On top of Rome's constant manipulation, Forlì had to deal with it steady stream of Goth, Byzantine, Lombard, and Frank marauders for the next few centuries, along with annual flooding, which was finally brought under control by diverting nearby rivers away from the city's center in 1050.
Like most independent republics, Forlì became a military dictatorship at the end of the 13th Century and then was passed to the Ordelaffi family, who, despite having a lion with its tongue playfully sticking out as a crest, were not all that cute or nice.

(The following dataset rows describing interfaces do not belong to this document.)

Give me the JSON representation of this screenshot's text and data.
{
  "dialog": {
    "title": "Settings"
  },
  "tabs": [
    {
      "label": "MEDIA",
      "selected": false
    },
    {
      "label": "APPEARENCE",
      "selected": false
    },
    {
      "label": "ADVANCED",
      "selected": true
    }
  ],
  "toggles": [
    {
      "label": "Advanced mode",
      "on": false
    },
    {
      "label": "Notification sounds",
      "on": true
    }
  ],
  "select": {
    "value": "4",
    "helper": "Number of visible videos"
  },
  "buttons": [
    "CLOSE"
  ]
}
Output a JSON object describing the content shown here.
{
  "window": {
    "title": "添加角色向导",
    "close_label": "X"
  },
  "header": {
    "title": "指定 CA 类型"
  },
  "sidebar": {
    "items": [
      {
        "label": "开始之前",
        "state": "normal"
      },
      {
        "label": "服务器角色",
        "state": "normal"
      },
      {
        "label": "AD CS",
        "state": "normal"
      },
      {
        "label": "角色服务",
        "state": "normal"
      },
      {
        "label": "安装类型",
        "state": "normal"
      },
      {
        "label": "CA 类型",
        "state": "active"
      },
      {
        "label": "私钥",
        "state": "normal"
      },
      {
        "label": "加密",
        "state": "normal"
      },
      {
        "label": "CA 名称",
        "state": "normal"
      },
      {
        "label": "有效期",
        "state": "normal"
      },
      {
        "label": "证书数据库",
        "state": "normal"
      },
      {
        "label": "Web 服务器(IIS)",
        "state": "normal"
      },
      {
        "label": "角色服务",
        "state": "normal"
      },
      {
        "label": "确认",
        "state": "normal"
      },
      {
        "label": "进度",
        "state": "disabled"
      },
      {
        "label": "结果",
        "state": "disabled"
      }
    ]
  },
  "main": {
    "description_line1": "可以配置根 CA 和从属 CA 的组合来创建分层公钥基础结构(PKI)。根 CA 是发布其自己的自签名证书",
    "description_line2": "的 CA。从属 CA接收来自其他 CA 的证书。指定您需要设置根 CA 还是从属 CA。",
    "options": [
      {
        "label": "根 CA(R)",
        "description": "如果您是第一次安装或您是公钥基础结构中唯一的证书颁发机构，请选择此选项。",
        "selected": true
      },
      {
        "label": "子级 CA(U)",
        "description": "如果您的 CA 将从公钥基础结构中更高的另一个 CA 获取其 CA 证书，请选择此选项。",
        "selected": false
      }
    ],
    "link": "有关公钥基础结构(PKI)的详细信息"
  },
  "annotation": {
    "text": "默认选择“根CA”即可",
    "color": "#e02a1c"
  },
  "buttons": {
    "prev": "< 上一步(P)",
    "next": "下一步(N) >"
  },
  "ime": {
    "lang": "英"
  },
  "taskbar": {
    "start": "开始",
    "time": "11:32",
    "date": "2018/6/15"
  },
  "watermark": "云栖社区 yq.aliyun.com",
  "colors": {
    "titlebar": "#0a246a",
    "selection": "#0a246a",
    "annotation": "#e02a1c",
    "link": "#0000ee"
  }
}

In 1480, with the Ordelaffi fighting amongst themselves over the chain of succession, the Pope stepped in and gave the city to his nephew, Girolamo Riario. But things didn't really go as planned for the Pope: when Girolamo was killed, the city passed to his wife, Caterina Sforza, the Amazon of Forlì, who fought tooth and nail to prevent the Vatican from taking control. Ultimately, however, Caterina was vanquished and Forlì passed into Church hands.